Find every line in the records that holds the string "emoji". Copy each one.

[Website and app data records]

_ _ _ _ _

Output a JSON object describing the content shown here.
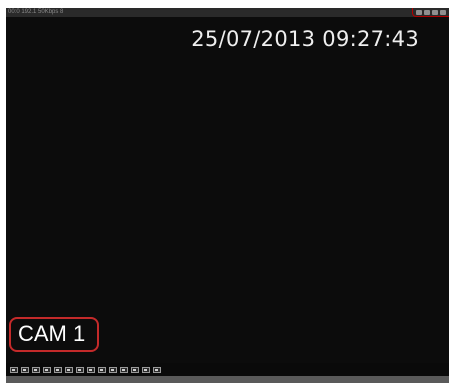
{
  "topbar": {
    "info_text": "00:0 192.1 50Kbps 8",
    "icons": [
      "record-icon",
      "audio-icon",
      "network-icon",
      "status-icon"
    ]
  },
  "overlay": {
    "timestamp": "25/07/2013  09:27:43",
    "camera_label": "CAM 1"
  },
  "toolbar": {
    "buttons": [
      "single-view-icon",
      "quad-view-icon",
      "nine-view-icon",
      "sixteen-view-icon",
      "layout-a-icon",
      "layout-b-icon",
      "layout-c-icon",
      "layout-d-icon",
      "layout-e-icon",
      "layout-f-icon",
      "layout-g-icon",
      "layout-h-icon",
      "layout-i-icon",
      "layout-j-icon"
    ]
  },
  "colors": {
    "video_bg": "#0c0c0c",
    "highlight": "#c42a2a",
    "text": "#ffffff"
  }
}
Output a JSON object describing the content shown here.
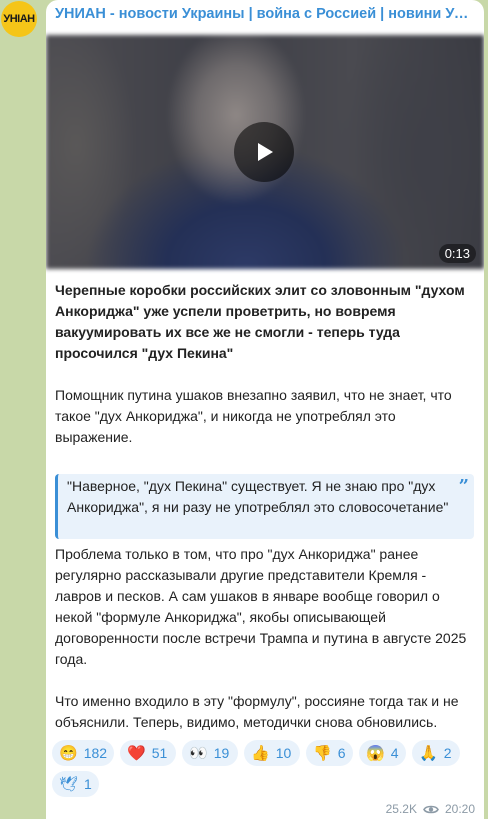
{
  "channel": {
    "avatar_text": "УНІАН",
    "title": "УНИАН - новости Украины | война с Россией | новини України | Україна"
  },
  "video": {
    "duration": "0:13"
  },
  "post": {
    "lead": "Черепные коробки российских элит со зловонным \"духом Анкориджа\" уже успели проветрить, но вовремя вакуумировать их все же не смогли - теперь туда просочился \"дух Пекина\"",
    "para1": "Помощник путина ушаков внезапно заявил, что не знает, что такое \"дух Анкориджа\", и никогда не употреблял это выражение.",
    "quote": "\"Наверное, \"дух Пекина\" существует. Я не знаю про \"дух Анкориджа\", я ни разу не употреблял это словосочетание\"",
    "para2": "Проблема только в том, что про \"дух Анкориджа\" ранее регулярно рассказывали другие представители Кремля - лавров и песков. А сам ушаков в январе вообще говорил о некой \"формуле Анкориджа\", якобы описывающей договоренности после встречи Трампа и путина в августе 2025 года.",
    "para3": "Что именно входило в эту \"формулу\", россияне тогда так и не объяснили. Теперь, видимо, методички снова обновились."
  },
  "reactions": [
    {
      "emoji": "😁",
      "count": "182",
      "name": "reaction-grin"
    },
    {
      "emoji": "❤️",
      "count": "51",
      "name": "reaction-heart"
    },
    {
      "emoji": "👀",
      "count": "19",
      "name": "reaction-eyes"
    },
    {
      "emoji": "👍",
      "count": "10",
      "name": "reaction-thumbs-up"
    },
    {
      "emoji": "👎",
      "count": "6",
      "name": "reaction-thumbs-down"
    },
    {
      "emoji": "😱",
      "count": "4",
      "name": "reaction-scream"
    },
    {
      "emoji": "🙏",
      "count": "2",
      "name": "reaction-pray"
    },
    {
      "emoji": "🕊",
      "count": "1",
      "name": "reaction-dove"
    }
  ],
  "meta": {
    "views": "25.2K",
    "time": "20:20"
  },
  "colors": {
    "accent": "#3a8fd6",
    "avatar": "#f5c518",
    "background": "#c8d8a8"
  }
}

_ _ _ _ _

*Solved problem*
      "emoji": "😁",
      "emoji": "❤️",
      "emoji": "👀",
      "emoji": "👍",
      "emoji": "👎",
      "emoji": "😱",
      "emoji": "🙏",
      "emoji": "🕊",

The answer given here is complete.